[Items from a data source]
- Opening Delimiter -

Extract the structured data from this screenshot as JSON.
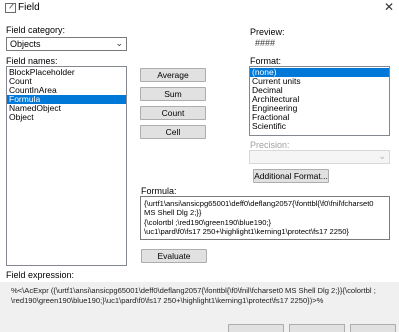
{
  "window": {
    "title": "Field",
    "close_glyph": "✕"
  },
  "category": {
    "label": "Field category:",
    "value": "Objects"
  },
  "names": {
    "label": "Field names:",
    "items": [
      "BlockPlaceholder",
      "Count",
      "CountInArea",
      "Formula",
      "NamedObject",
      "Object"
    ],
    "selected_index": 3
  },
  "buttons": {
    "average": "Average",
    "sum": "Sum",
    "count": "Count",
    "cell": "Cell",
    "evaluate": "Evaluate",
    "additional_format": "Additional Format..."
  },
  "preview": {
    "label": "Preview:",
    "value": "####"
  },
  "format": {
    "label": "Format:",
    "items": [
      "(none)",
      "Current units",
      "Decimal",
      "Architectural",
      "Engineering",
      "Fractional",
      "Scientific"
    ],
    "selected_index": 0
  },
  "precision": {
    "label": "Precision:",
    "value": ""
  },
  "formula": {
    "label": "Formula:",
    "lines": [
      "{\\urtf1\\ansi\\ansicpg65001\\deff0\\deflang2057{\\fonttbl{\\f0\\fnil\\fcharset0",
      "MS Shell Dlg 2;}}",
      "{\\colortbl ;\\red190\\green190\\blue190;}",
      "\\uc1\\pard\\f0\\fs17 250+\\highlight1\\kerning1\\protect\\fs17 2250}"
    ]
  },
  "expression": {
    "label": "Field expression:",
    "lines": [
      "%<\\AcExpr ({\\urtf1\\ansi\\ansicpg65001\\deff0\\deflang2057{\\fonttbl{\\f0\\fnil\\fcharset0 MS Shell Dlg 2;}}{\\colortbl ;",
      "\\red190\\green190\\blue190;}\\uc1\\pard\\f0\\fs17 250+\\highlight1\\kerning1\\protect\\fs17 2250})>%"
    ]
  }
}
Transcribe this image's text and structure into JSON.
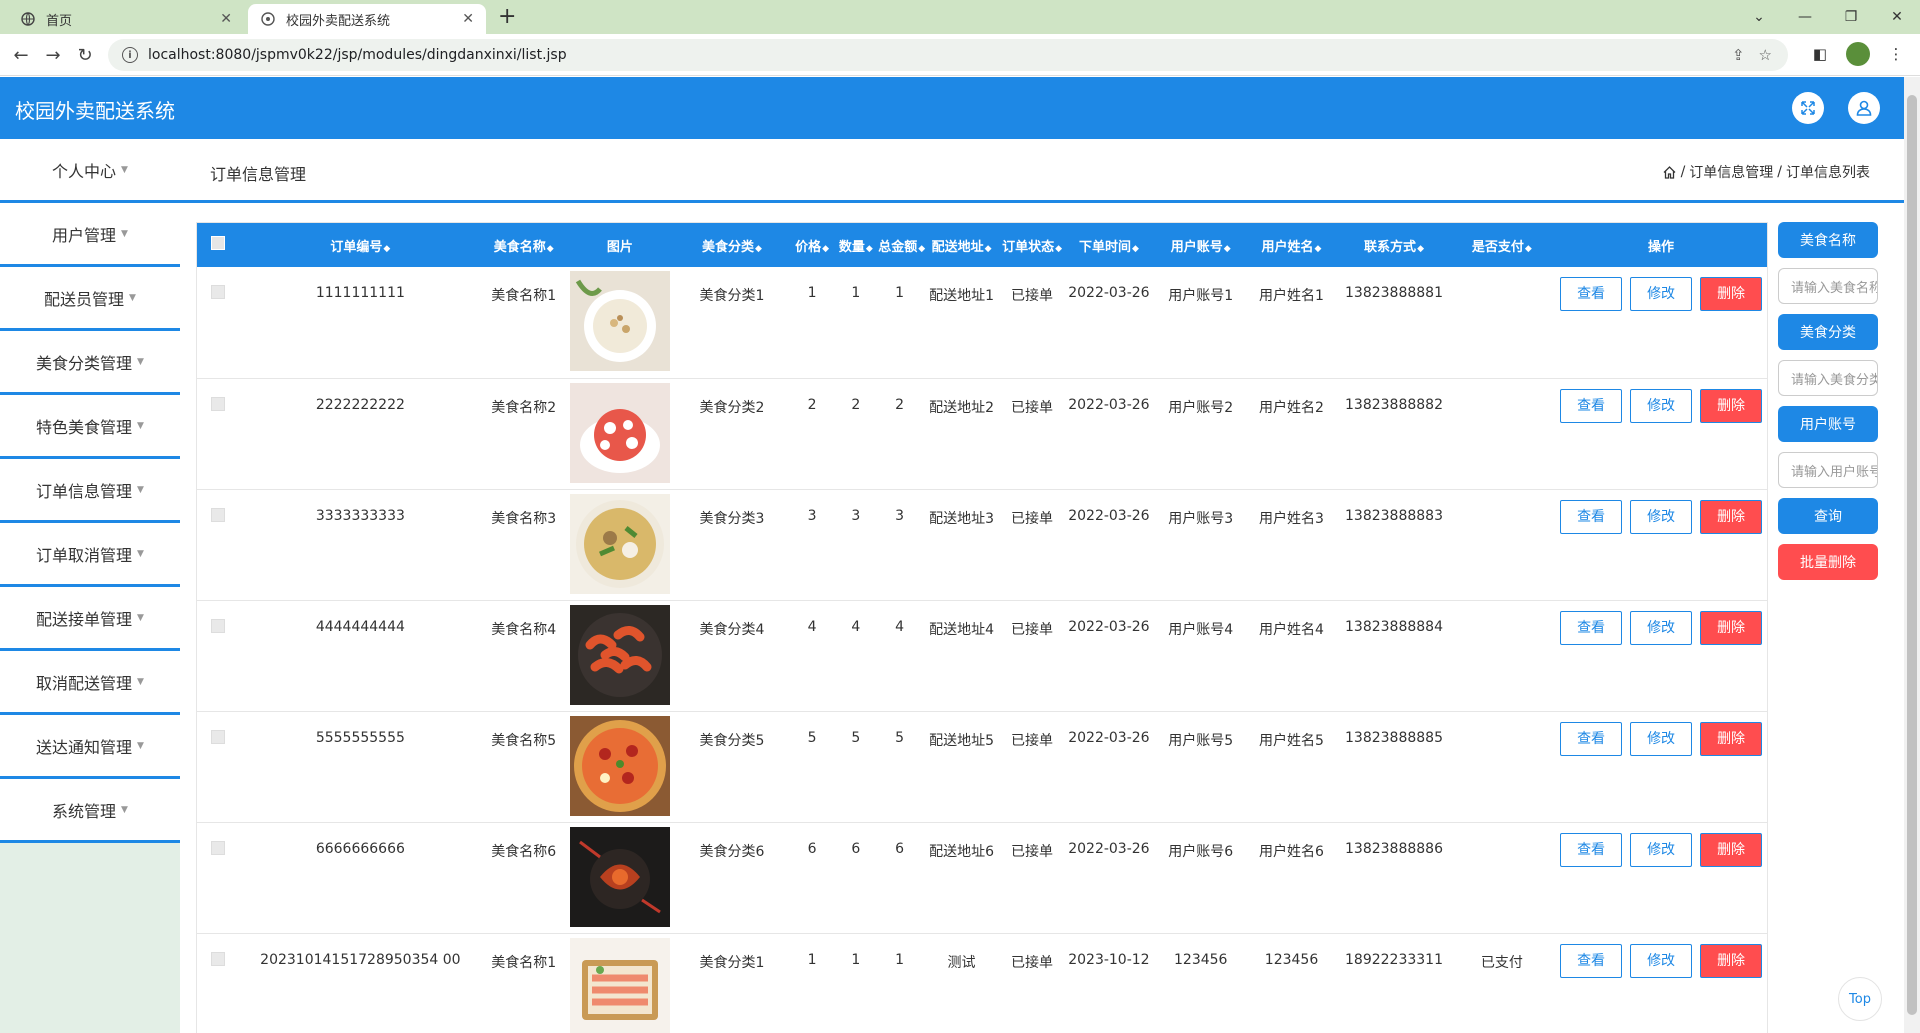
{
  "browser": {
    "tabs": [
      {
        "title": "首页",
        "active": false
      },
      {
        "title": "校园外卖配送系统",
        "active": true
      }
    ],
    "url": "localhost:8080/jspmv0k22/jsp/modules/dingdanxinxi/list.jsp"
  },
  "app": {
    "title": "校园外卖配送系统"
  },
  "sidebar": {
    "items": [
      {
        "label": "个人中心"
      },
      {
        "label": "用户管理"
      },
      {
        "label": "配送员管理"
      },
      {
        "label": "美食分类管理"
      },
      {
        "label": "特色美食管理"
      },
      {
        "label": "订单信息管理"
      },
      {
        "label": "订单取消管理"
      },
      {
        "label": "配送接单管理"
      },
      {
        "label": "取消配送管理"
      },
      {
        "label": "送达通知管理"
      },
      {
        "label": "系统管理"
      }
    ]
  },
  "page": {
    "title": "订单信息管理",
    "breadcrumb": [
      "订单信息管理",
      "订单信息列表"
    ],
    "separator": "/"
  },
  "table": {
    "headers": [
      "订单编号",
      "美食名称",
      "图片",
      "美食分类",
      "价格",
      "数量",
      "总金额",
      "配送地址",
      "订单状态",
      "下单时间",
      "用户账号",
      "用户姓名",
      "联系方式",
      "是否支付",
      "操作"
    ],
    "rows": [
      {
        "order_no": "1111111111",
        "food": "美食名称1",
        "category": "美食分类1",
        "price": "1",
        "qty": "1",
        "total": "1",
        "address": "配送地址1",
        "status": "已接单",
        "time": "2022-03-26",
        "account": "用户账号1",
        "name": "用户姓名1",
        "phone": "13823888881",
        "paid": "",
        "image": "soup"
      },
      {
        "order_no": "2222222222",
        "food": "美食名称2",
        "category": "美食分类2",
        "price": "2",
        "qty": "2",
        "total": "2",
        "address": "配送地址2",
        "status": "已接单",
        "time": "2022-03-26",
        "account": "用户账号2",
        "name": "用户姓名2",
        "phone": "13823888882",
        "paid": "",
        "image": "dessert"
      },
      {
        "order_no": "3333333333",
        "food": "美食名称3",
        "category": "美食分类3",
        "price": "3",
        "qty": "3",
        "total": "3",
        "address": "配送地址3",
        "status": "已接单",
        "time": "2022-03-26",
        "account": "用户账号3",
        "name": "用户姓名3",
        "phone": "13823888883",
        "paid": "",
        "image": "broth"
      },
      {
        "order_no": "4444444444",
        "food": "美食名称4",
        "category": "美食分类4",
        "price": "4",
        "qty": "4",
        "total": "4",
        "address": "配送地址4",
        "status": "已接单",
        "time": "2022-03-26",
        "account": "用户账号4",
        "name": "用户姓名4",
        "phone": "13823888884",
        "paid": "",
        "image": "shrimp"
      },
      {
        "order_no": "5555555555",
        "food": "美食名称5",
        "category": "美食分类5",
        "price": "5",
        "qty": "5",
        "total": "5",
        "address": "配送地址5",
        "status": "已接单",
        "time": "2022-03-26",
        "account": "用户账号5",
        "name": "用户姓名5",
        "phone": "13823888885",
        "paid": "",
        "image": "pizza"
      },
      {
        "order_no": "6666666666",
        "food": "美食名称6",
        "category": "美食分类6",
        "price": "6",
        "qty": "6",
        "total": "6",
        "address": "配送地址6",
        "status": "已接单",
        "time": "2022-03-26",
        "account": "用户账号6",
        "name": "用户姓名6",
        "phone": "13823888886",
        "paid": "",
        "image": "crayfish"
      },
      {
        "order_no": "20231014151728950354 00",
        "food": "美食名称1",
        "category": "美食分类1",
        "price": "1",
        "qty": "1",
        "total": "1",
        "address": "测试",
        "status": "已接单",
        "time": "2023-10-12",
        "account": "123456",
        "name": "123456",
        "phone": "18922233311",
        "paid": "已支付",
        "image": "platter"
      }
    ],
    "actions": {
      "view": "查看",
      "edit": "修改",
      "delete": "删除"
    }
  },
  "search": {
    "food_name_label": "美食名称",
    "food_name_placeholder": "请输入美食名称",
    "category_label": "美食分类",
    "category_placeholder": "请输入美食分类",
    "account_label": "用户账号",
    "account_placeholder": "请输入用户账号",
    "query_label": "查询",
    "batch_delete_label": "批量删除"
  },
  "back_to_top": "Top",
  "colors": {
    "primary": "#1e88e5",
    "danger": "#ff4d4f",
    "tabbar": "#cfe4c5",
    "sidebar_bg": "#e3efe6"
  }
}
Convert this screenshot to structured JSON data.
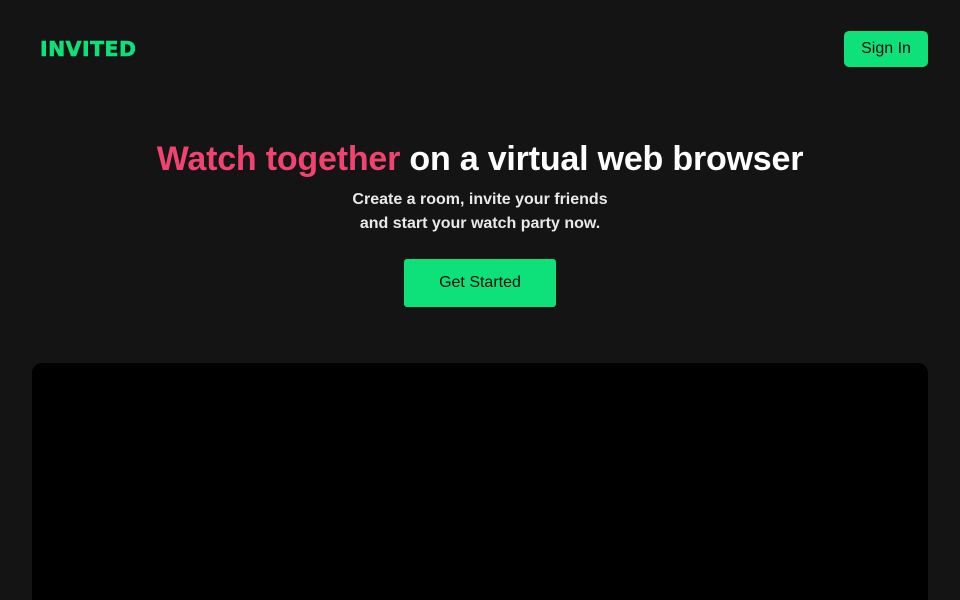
{
  "header": {
    "logo_text": "INVITED",
    "sign_in_label": "Sign In"
  },
  "hero": {
    "headline_accent": "Watch together",
    "headline_rest": " on a virtual web browser",
    "subline_1": "Create a room, invite your friends",
    "subline_2": "and start your watch party now.",
    "cta_label": "Get Started"
  },
  "colors": {
    "background": "#141414",
    "brand_green": "#0ee17a",
    "accent_pink": "#f0436f",
    "preview_black": "#000000"
  }
}
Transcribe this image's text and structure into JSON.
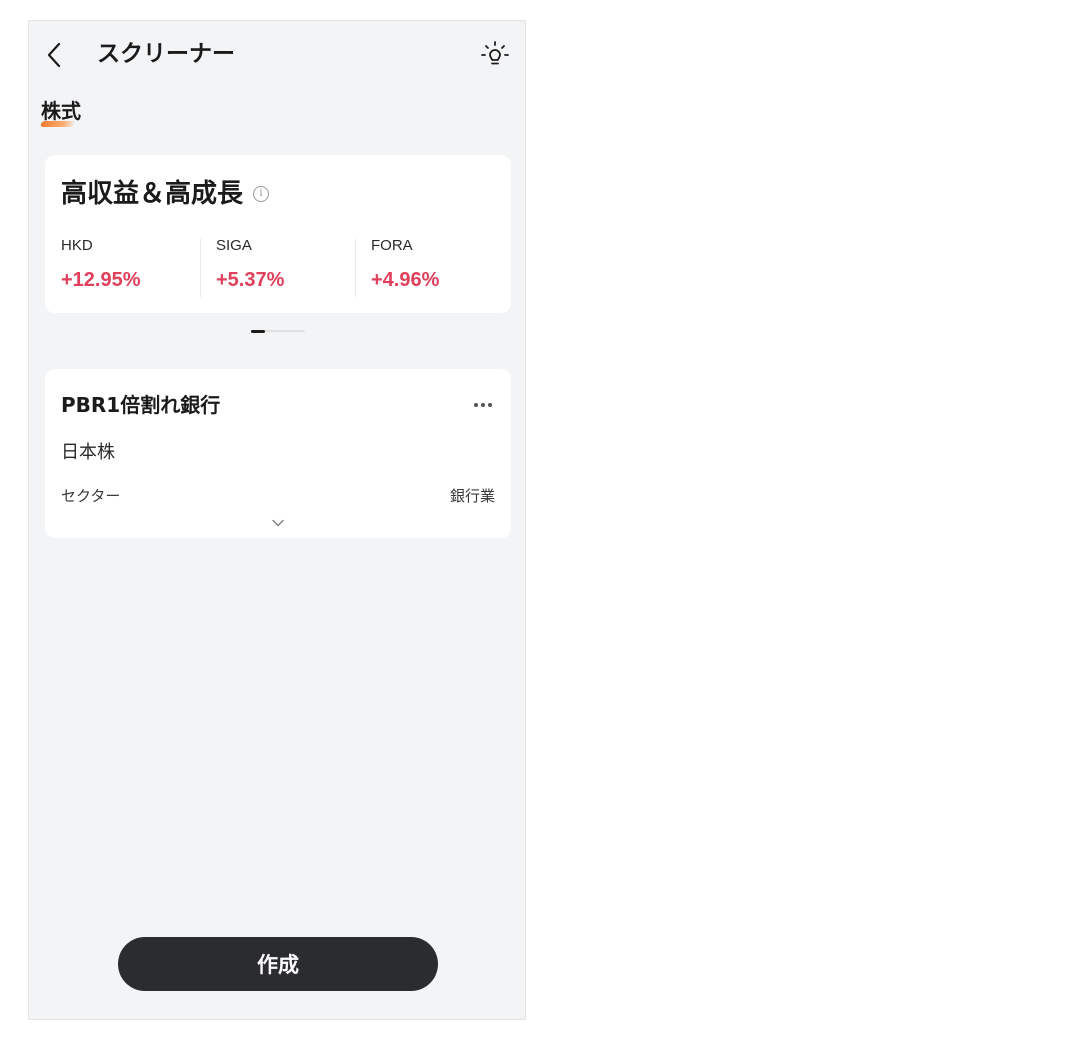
{
  "header": {
    "title": "スクリーナー",
    "back_icon": "chevron-left-icon",
    "tips_icon": "lightbulb-icon"
  },
  "tabs": [
    {
      "label": "株式",
      "active": true
    }
  ],
  "featured": {
    "title": "高収益＆高成長",
    "info_icon": "info-icon",
    "stocks": [
      {
        "symbol": "HKD",
        "change": "+12.95%"
      },
      {
        "symbol": "SIGA",
        "change": "+5.37%"
      },
      {
        "symbol": "FORA",
        "change": "+4.96%"
      }
    ],
    "page": {
      "current": 1
    }
  },
  "screen_card": {
    "title": "PBR1倍割れ銀行",
    "market": "日本株",
    "criteria": [
      {
        "label": "セクター",
        "value": "銀行業"
      }
    ],
    "more_icon": "more-horizontal-icon",
    "expand_icon": "chevron-down-icon"
  },
  "actions": {
    "create_label": "作成"
  },
  "colors": {
    "positive": "#e0405b",
    "button_bg": "#2b2c30",
    "background": "#f3f4f6",
    "tab_accent": "#f27a2e"
  }
}
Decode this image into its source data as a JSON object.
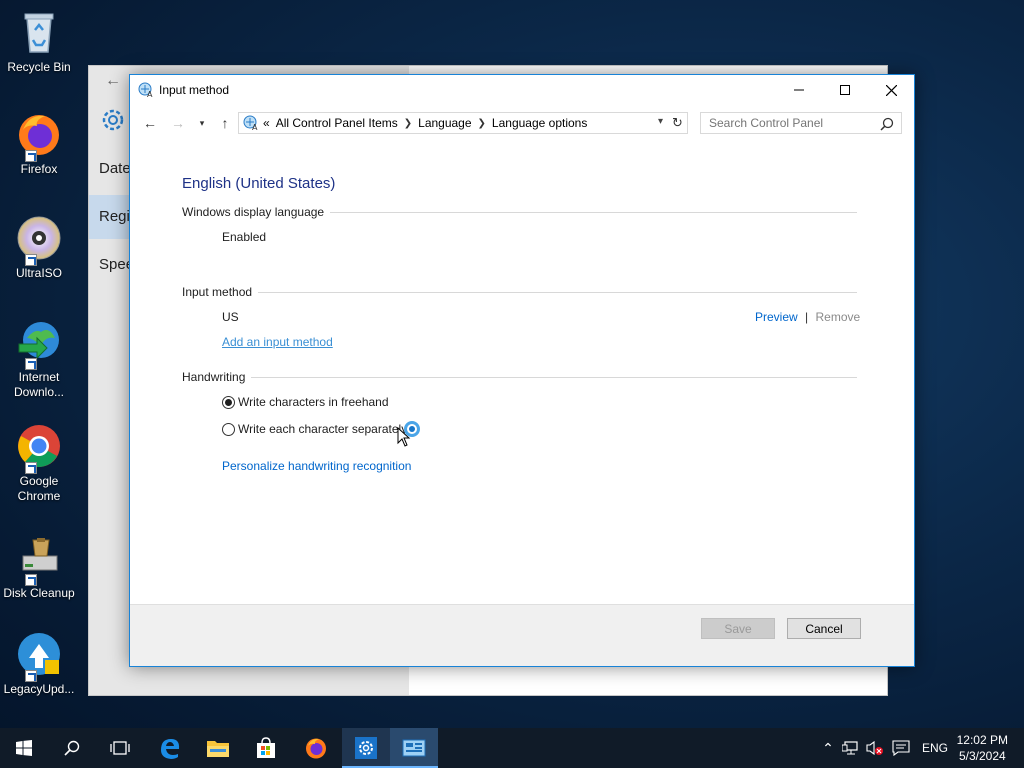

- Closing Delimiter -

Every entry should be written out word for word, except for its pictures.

Extract the structured data from this screenshot as JSON.
{
  "window": {
    "title": "Field",
    "close_glyph": "✕"
  },
  "category": {
    "label": "Field category:",
    "value": "Objects"
  },
  "names": {
    "label": "Field names:",
    "items": [
      "BlockPlaceholder",
      "Count",
      "CountInArea",
      "Formula",
      "NamedObject",
      "Object"
    ],
    "selected_index": 3
  },
  "buttons": {
    "average": "Average",
    "sum": "Sum",
    "count": "Count",
    "cell": "Cell",
    "evaluate": "Evaluate",
    "additional_format": "Additional Format..."
  },
  "preview": {
    "label": "Preview:",
    "value": "####"
  },
  "format": {
    "label": "Format:",
    "items": [
      "(none)",
      "Current units",
      "Decimal",
      "Architectural",
      "Engineering",
      "Fractional",
      "Scientific"
    ],
    "selected_index": 0
  },
  "precision": {
    "label": "Precision:",
    "value": ""
  },
  "formula": {
    "label": "Formula:",
    "lines": [
      "{\\urtf1\\ansi\\ansicpg65001\\deff0\\deflang2057{\\fonttbl{\\f0\\fnil\\fcharset0",
      "MS Shell Dlg 2;}}",
      "{\\colortbl ;\\red190\\green190\\blue190;}",
      "\\uc1\\pard\\f0\\fs17 250+\\highlight1\\kerning1\\protect\\fs17 2250}"
    ]
  },
  "expression": {
    "label": "Field expression:",
    "lines": [
      "%<\\AcExpr ({\\urtf1\\ansi\\ansicpg65001\\deff0\\deflang2057{\\fonttbl{\\f0\\fnil\\fcharset0 MS Shell Dlg 2;}}{\\colortbl ;",
      "\\red190\\green190\\blue190;}\\uc1\\pard\\f0\\fs17 250+\\highlight1\\kerning1\\protect\\fs17 2250})>%"
    ]
  }
}
Transcribe this image's text and structure into JSON.
{
  "browser": {
    "tabs": [
      {
        "title": "首页",
        "active": false
      },
      {
        "title": "校园外卖配送系统",
        "active": true
      }
    ],
    "url": "localhost:8080/jspmv0k22/jsp/modules/dingdanxinxi/list.jsp"
  },
  "app": {
    "title": "校园外卖配送系统"
  },
  "sidebar": {
    "items": [
      {
        "label": "个人中心"
      },
      {
        "label": "用户管理"
      },
      {
        "label": "配送员管理"
      },
      {
        "label": "美食分类管理"
      },
      {
        "label": "特色美食管理"
      },
      {
        "label": "订单信息管理"
      },
      {
        "label": "订单取消管理"
      },
      {
        "label": "配送接单管理"
      },
      {
        "label": "取消配送管理"
      },
      {
        "label": "送达通知管理"
      },
      {
        "label": "系统管理"
      }
    ]
  },
  "page": {
    "title": "订单信息管理",
    "breadcrumb": [
      "订单信息管理",
      "订单信息列表"
    ],
    "separator": "/"
  },
  "table": {
    "headers": [
      "订单编号",
      "美食名称",
      "图片",
      "美食分类",
      "价格",
      "数量",
      "总金额",
      "配送地址",
      "订单状态",
      "下单时间",
      "用户账号",
      "用户姓名",
      "联系方式",
      "是否支付",
      "操作"
    ],
    "rows": [
      {
        "order_no": "1111111111",
        "food": "美食名称1",
        "category": "美食分类1",
        "price": "1",
        "qty": "1",
        "total": "1",
        "address": "配送地址1",
        "status": "已接单",
        "time": "2022-03-26",
        "account": "用户账号1",
        "name": "用户姓名1",
        "phone": "13823888881",
        "paid": "",
        "image": "soup"
      },
      {
        "order_no": "2222222222",
        "food": "美食名称2",
        "category": "美食分类2",
        "price": "2",
        "qty": "2",
        "total": "2",
        "address": "配送地址2",
        "status": "已接单",
        "time": "2022-03-26",
        "account": "用户账号2",
        "name": "用户姓名2",
        "phone": "13823888882",
        "paid": "",
        "image": "dessert"
      },
      {
        "order_no": "3333333333",
        "food": "美食名称3",
        "category": "美食分类3",
        "price": "3",
        "qty": "3",
        "total": "3",
        "address": "配送地址3",
        "status": "已接单",
        "time": "2022-03-26",
        "account": "用户账号3",
        "name": "用户姓名3",
        "phone": "13823888883",
        "paid": "",
        "image": "broth"
      },
      {
        "order_no": "4444444444",
        "food": "美食名称4",
        "category": "美食分类4",
        "price": "4",
        "qty": "4",
        "total": "4",
        "address": "配送地址4",
        "status": "已接单",
        "time": "2022-03-26",
        "account": "用户账号4",
        "name": "用户姓名4",
        "phone": "13823888884",
        "paid": "",
        "image": "shrimp"
      },
      {
        "order_no": "5555555555",
        "food": "美食名称5",
        "category": "美食分类5",
        "price": "5",
        "qty": "5",
        "total": "5",
        "address": "配送地址5",
        "status": "已接单",
        "time": "2022-03-26",
        "account": "用户账号5",
        "name": "用户姓名5",
        "phone": "13823888885",
        "paid": "",
        "image": "pizza"
      },
      {
        "order_no": "6666666666",
        "food": "美食名称6",
        "category": "美食分类6",
        "price": "6",
        "qty": "6",
        "total": "6",
        "address": "配送地址6",
        "status": "已接单",
        "time": "2022-03-26",
        "account": "用户账号6",
        "name": "用户姓名6",
        "phone": "13823888886",
        "paid": "",
        "image": "crayfish"
      },
      {
        "order_no": "20231014151728950354 00",
        "food": "美食名称1",
        "category": "美食分类1",
        "price": "1",
        "qty": "1",
        "total": "1",
        "address": "测试",
        "status": "已接单",
        "time": "2023-10-12",
        "account": "123456",
        "name": "123456",
        "phone": "18922233311",
        "paid": "已支付",
        "image": "platter"
      }
    ],
    "actions": {
      "view": "查看",
      "edit": "修改",
      "delete": "删除"
    }
  },
  "search": {
    "food_name_label": "美食名称",
    "food_name_placeholder": "请输入美食名称",
    "category_label": "美食分类",
    "category_placeholder": "请输入美食分类",
    "account_label": "用户账号",
    "account_placeholder": "请输入用户账号",
    "query_label": "查询",
    "batch_delete_label": "批量删除"
  },
  "back_to_top": "Top",
  "colors": {
    "primary": "#1e88e5",
    "danger": "#ff4d4f",
    "tabbar": "#cfe4c5",
    "sidebar_bg": "#e3efe6"
  }
}
Convert this screenshot to structured JSON data.
{
  "header": {
    "logo_text": "INVITED",
    "sign_in_label": "Sign In"
  },
  "hero": {
    "headline_accent": "Watch together",
    "headline_rest": " on a virtual web browser",
    "subline_1": "Create a room, invite your friends",
    "subline_2": "and start your watch party now.",
    "cta_label": "Get Started"
  },
  "colors": {
    "background": "#141414",
    "brand_green": "#0ee17a",
    "accent_pink": "#f0436f",
    "preview_black": "#000000"
  }
}
Transcribe this image's text and structure into JSON.
{
  "header": {
    "title": "スクリーナー",
    "back_icon": "chevron-left-icon",
    "tips_icon": "lightbulb-icon"
  },
  "tabs": [
    {
      "label": "株式",
      "active": true
    }
  ],
  "featured": {
    "title": "高収益＆高成長",
    "info_icon": "info-icon",
    "stocks": [
      {
        "symbol": "HKD",
        "change": "+12.95%"
      },
      {
        "symbol": "SIGA",
        "change": "+5.37%"
      },
      {
        "symbol": "FORA",
        "change": "+4.96%"
      }
    ],
    "page": {
      "current": 1
    }
  },
  "screen_card": {
    "title": "PBR1倍割れ銀行",
    "market": "日本株",
    "criteria": [
      {
        "label": "セクター",
        "value": "銀行業"
      }
    ],
    "more_icon": "more-horizontal-icon",
    "expand_icon": "chevron-down-icon"
  },
  "actions": {
    "create_label": "作成"
  },
  "colors": {
    "positive": "#e0405b",
    "button_bg": "#2b2c30",
    "background": "#f3f4f6",
    "tab_accent": "#f27a2e"
  }
}
Decode this image into its source data as a JSON object.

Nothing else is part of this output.